One thing is for sure; spontaneous exclamations are a colorful aspect of any language and we have lots of them. They used to be words or phrases such as “Golly!” and “Gosh!” and “For heaven’s sake!” Nowadays, they tend to be unprintable. We utter them when we are surprised, angry, sad, happy or otherwise emotional.
Every language has them. Indeed, every country, region and age group has them. By their very nature – spontaneity – they do not come easily to the language learner.
It takes a while before it happens. When I was first learning Spanish, I would often call out “Mamma mia!” or “Porca miseria!” because they were exclamations I used to use in Italian. Now, after many years here, there are still only a few Spanish exclamations that come to me naturally.

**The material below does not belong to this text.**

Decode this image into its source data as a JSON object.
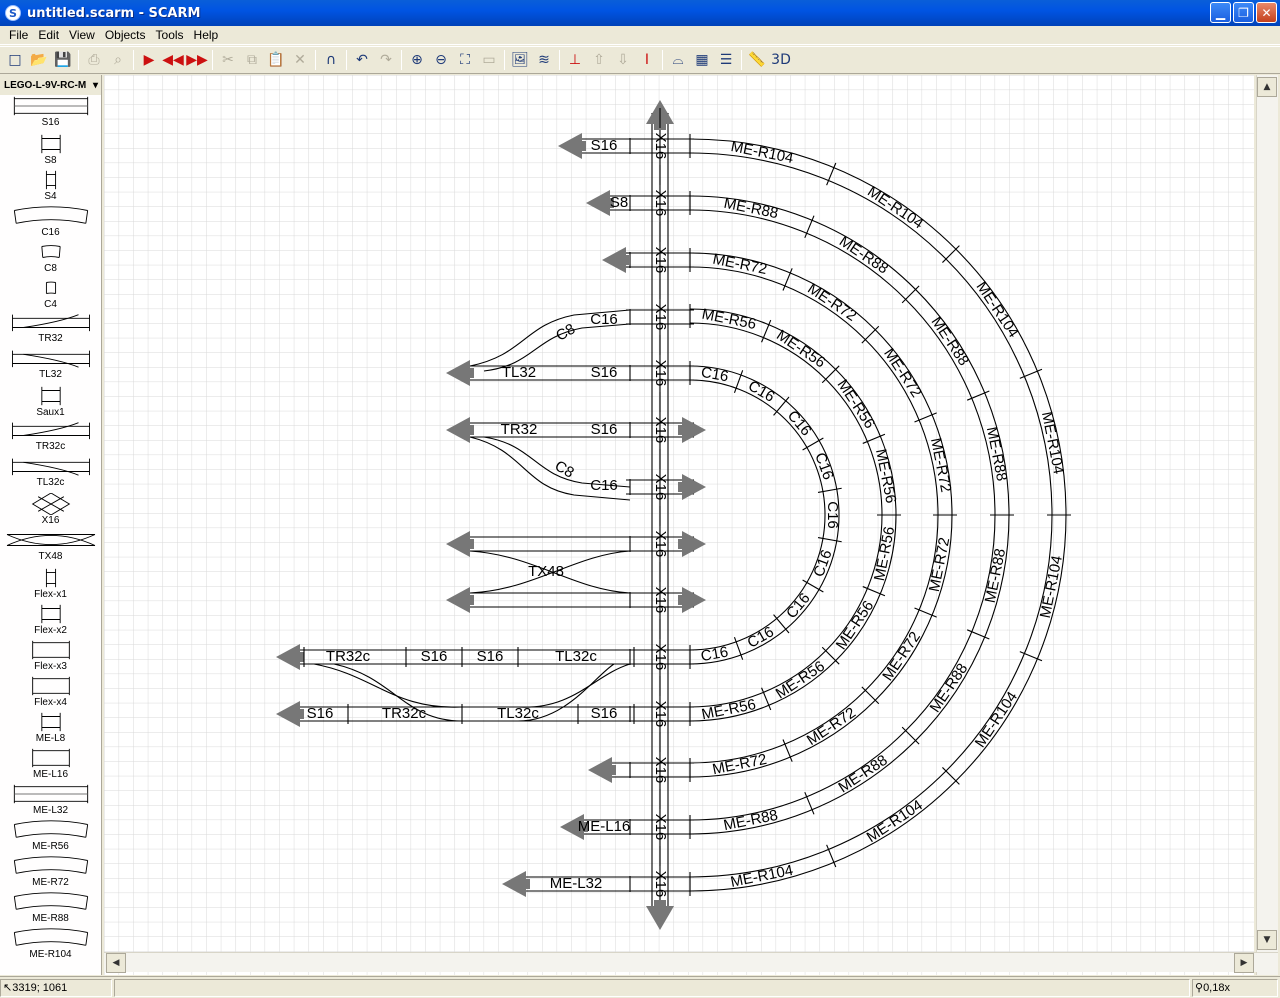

One of the most frequent ways of expressing a strong emotion in Spanish is to use qué + noun. This translates into the English use of “What a…”:
¡Qué fastidio! (What a bother!)
¡Qué día! (What a day!)
If you want to dress it up a bit more, you can add más and an adjective:
¡Qué libro más aburrido! (What a boring book!)
The expression with qué + noun I hear most often is ¡Qué barbaridad! This can be translated literally as “What a barbarity!” It’s something people say to express a strong dislike of something. Equivalent translations might be “How awful!” or “What a bunch of nonsense!”
Sometimes, instead of qué, vaya + article + noun is used:
¡Vaya el muchacho! (What a boy!)
¡Vaya! is also used as an exclamation all by itself. It is rather like saying, “Well, how about that!” ¡Vamos! on the other hand, is equivalent to “Come on!” Both are forms of ir, to go.
Likewise, the use of qué + adjective translates into our “How…”:
¡Qué lindo! (How nice! or How attractive!)
¡Qué feo! (How awful! or How ugly!)
These expressions, especially the positive ones, are often preceded by an ¡Ay! (writers of Spanish don’t have the hang-up we do about exclamation points):
¡Ay! ¡Qué lindo!
¡Ay! is also what Spanish speakers say instead of “Ouch!” and ¡Aime! is an expression of distress.
Pity for oneself can also be expressed by ¡Pobre de mí! If we want to express pity for someone else, we can say ¡Pobre de ____!, or we can simply say ¡Pobrecito!, ¡Pobrecita!, etc.
Another exclamation or expression often heard is ¡Menos mal! It literally means “less bad,” but it is equivalent to “so much the better.”
A rather curious expression of disgust that I hear a lot is ¡No seas ingrato! It means “Don’t be ungrateful,” but is not directed at anyone in particular. Oh, and if we want to call B.S. on someone: ¡Pura paja! (“pure straw”) or ¡Patrañas!
Often, nonsensical expletives in any language are simply substitutes for stronger words. Thus, in English, we might say “gosh” instead of “God,” or “jiminy” instead of “Jesus.”
Likewise, several Spanish expletives begin with car, which I assume are substitutes for the expletive carajo: ¡Caramba! ¡Caray! ¡Carambolas (“star fruit”)! ¡Caracoles (“snails” or “shells”)!
It is interesting that the use of religious names in simple exclamations is not considered offensive unless they are employed in an angry context. Everyday Spanish speech is filled with such expressions as ¡Jesús!, ¡Dios mío!, ¡Santo Dios! and ¡Madre de Dios!
Finally – there is no way to ignore it – I can’t go without mentioning the exclamation we hear more than any other in Costa Rica: ¡Hijueputa! It comes from the standard Spanish hijo de puta (son of a slut). Sometimes it is shortened to ¡Jueputa! or just plain ¡Puta! Sometimes it is cleaned up a bit with ¡Híjole! or ¡Pucha!
Let’s face it, ladies, no matter how you cut it, it’s the same ol’ same ol’. The best way to express anger or to hurl an insult in just about any language is to demean woman.